Deep vein thrombosis (DVT) occurs when a blood clot (thrombus) forms in one or more of the deep veins in your body, usually in your legs. Deep vein thrombosis can cause leg pain or swelling, but may occur without any symptoms.

Deep vein thrombosis can develop if you have certain medical conditions that affect how your blood clots. Deep vein thrombosis can also happen if you don't move for a long time, such as after surgery, following an accident, or when you are confined to a hospital or nursing home bed.

Deep vein thrombosis is a serious condition because blood clots in your veins can break loose, travel through your bloodstream and lodge in your lungs, blocking blood flow (pulmonary embolism). Source: MayoClinic

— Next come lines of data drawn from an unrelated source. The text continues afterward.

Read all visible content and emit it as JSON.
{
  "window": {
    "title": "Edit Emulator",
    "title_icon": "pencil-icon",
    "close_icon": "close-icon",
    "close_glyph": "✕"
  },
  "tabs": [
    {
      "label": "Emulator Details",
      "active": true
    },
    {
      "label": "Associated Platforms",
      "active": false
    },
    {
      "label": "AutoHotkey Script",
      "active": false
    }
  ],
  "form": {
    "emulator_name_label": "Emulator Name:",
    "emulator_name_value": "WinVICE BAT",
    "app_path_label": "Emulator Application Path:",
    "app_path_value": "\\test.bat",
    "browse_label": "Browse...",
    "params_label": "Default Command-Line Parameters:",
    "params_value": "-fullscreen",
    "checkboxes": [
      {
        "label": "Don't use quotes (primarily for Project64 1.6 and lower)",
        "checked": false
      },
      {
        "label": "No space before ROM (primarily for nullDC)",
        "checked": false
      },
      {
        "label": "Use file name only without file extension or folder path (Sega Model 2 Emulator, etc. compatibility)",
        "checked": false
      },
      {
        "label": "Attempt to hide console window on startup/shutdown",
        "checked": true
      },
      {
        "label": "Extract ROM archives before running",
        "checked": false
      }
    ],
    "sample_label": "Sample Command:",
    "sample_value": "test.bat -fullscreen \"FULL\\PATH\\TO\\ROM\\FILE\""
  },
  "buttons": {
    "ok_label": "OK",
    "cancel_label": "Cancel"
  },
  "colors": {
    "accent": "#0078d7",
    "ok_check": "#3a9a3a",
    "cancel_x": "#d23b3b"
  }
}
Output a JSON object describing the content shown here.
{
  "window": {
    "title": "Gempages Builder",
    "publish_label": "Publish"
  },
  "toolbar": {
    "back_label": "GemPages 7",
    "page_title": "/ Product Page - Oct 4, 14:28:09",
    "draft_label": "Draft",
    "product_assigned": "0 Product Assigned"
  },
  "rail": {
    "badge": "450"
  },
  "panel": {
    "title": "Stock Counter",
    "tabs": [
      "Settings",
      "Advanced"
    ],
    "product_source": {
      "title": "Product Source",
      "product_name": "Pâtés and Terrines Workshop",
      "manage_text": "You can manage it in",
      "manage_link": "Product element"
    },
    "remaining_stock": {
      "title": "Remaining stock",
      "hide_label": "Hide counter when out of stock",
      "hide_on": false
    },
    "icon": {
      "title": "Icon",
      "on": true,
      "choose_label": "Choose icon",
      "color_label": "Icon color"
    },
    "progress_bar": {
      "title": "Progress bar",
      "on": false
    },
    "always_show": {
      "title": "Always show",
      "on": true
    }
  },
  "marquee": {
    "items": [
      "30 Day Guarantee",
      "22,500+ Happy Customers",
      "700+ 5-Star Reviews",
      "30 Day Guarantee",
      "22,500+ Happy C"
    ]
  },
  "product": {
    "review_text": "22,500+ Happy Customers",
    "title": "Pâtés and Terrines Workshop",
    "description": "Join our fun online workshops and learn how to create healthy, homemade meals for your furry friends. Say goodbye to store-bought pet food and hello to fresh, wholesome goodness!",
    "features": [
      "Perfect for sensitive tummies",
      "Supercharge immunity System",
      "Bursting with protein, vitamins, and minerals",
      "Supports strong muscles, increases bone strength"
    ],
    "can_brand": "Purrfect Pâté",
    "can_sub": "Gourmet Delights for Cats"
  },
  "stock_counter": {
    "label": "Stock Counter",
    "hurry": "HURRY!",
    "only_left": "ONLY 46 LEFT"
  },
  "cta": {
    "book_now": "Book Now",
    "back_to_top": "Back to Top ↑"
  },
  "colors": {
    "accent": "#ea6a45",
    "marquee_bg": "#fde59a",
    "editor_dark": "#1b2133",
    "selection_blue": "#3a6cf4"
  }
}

FDA NEWS RELEASE NOVEMBER 2, 2012:

FDA expands use of Xarelto to treat, reduce recurrence of blood clots

The U.S. Food and Drug Administration today expanded the approved use of Xarelto (rivaroxaban) to include treating deep vein thrombosis (DVT) or pulmonary embolism (PE), and to reduce the risk of recurrent DVT and PE following initial treatment.

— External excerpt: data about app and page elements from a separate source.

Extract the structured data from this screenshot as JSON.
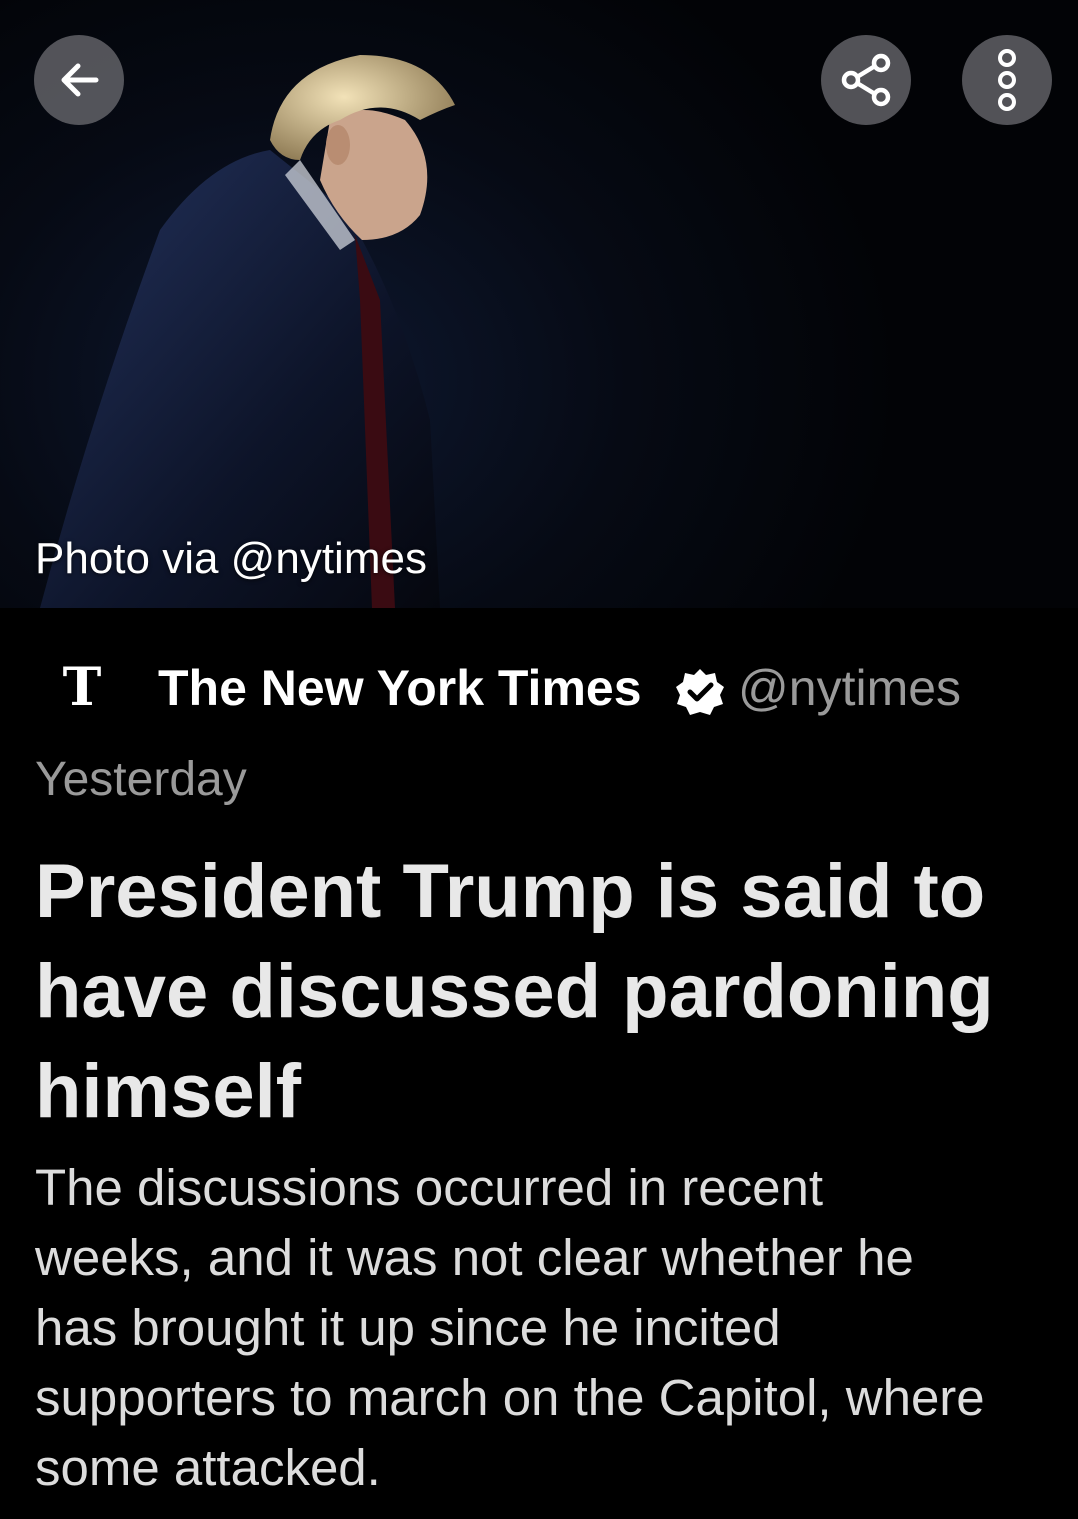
{
  "hero": {
    "photo_credit": "Photo via @nytimes"
  },
  "toolbar": {
    "back_icon": "arrow-left-icon",
    "share_icon": "share-icon",
    "more_icon": "more-vertical-icon"
  },
  "author": {
    "logo_text": "T",
    "name": "The New York Times",
    "verified": true,
    "handle": "@nytimes"
  },
  "post": {
    "timestamp": "Yesterday",
    "headline": "President Trump is said to have discussed pardoning himself",
    "summary": "The discussions occurred in recent weeks, and it was not clear whether he has brought it up since he incited supporters to march on the Capitol, where some attacked."
  },
  "colors": {
    "background": "#000000",
    "secondary_text": "#9a9a9a",
    "button_bg": "#6e6e73"
  }
}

Blood clots occur when blood thickens and clumps together. DVT is a blood clot that forms in a vein deep in the body. Most deep vein blood clots occur in the lower leg or thigh. When a blood clot in a deep vein breaks off and travels to an artery in the lungs and blocks blood flow, it results in a potentially deadly condition called PE.

Xarelto is already FDA-approved to reduce the risk of DVTs and PEs from occurring after knee or hip replacement surgery (July 2011), and to reduce the risk of stroke in people who have a type of abnormal heart rhythm called non-valvular atrial fibrillation (November 2011).

The FDA reviewed Xarelto’s new indication under the agency’s priority review program, which provides an expedited six-month review for drugs that offer major advances in treatment or that provide treatment when no adequate therapy exists.

Source: FDA.GOV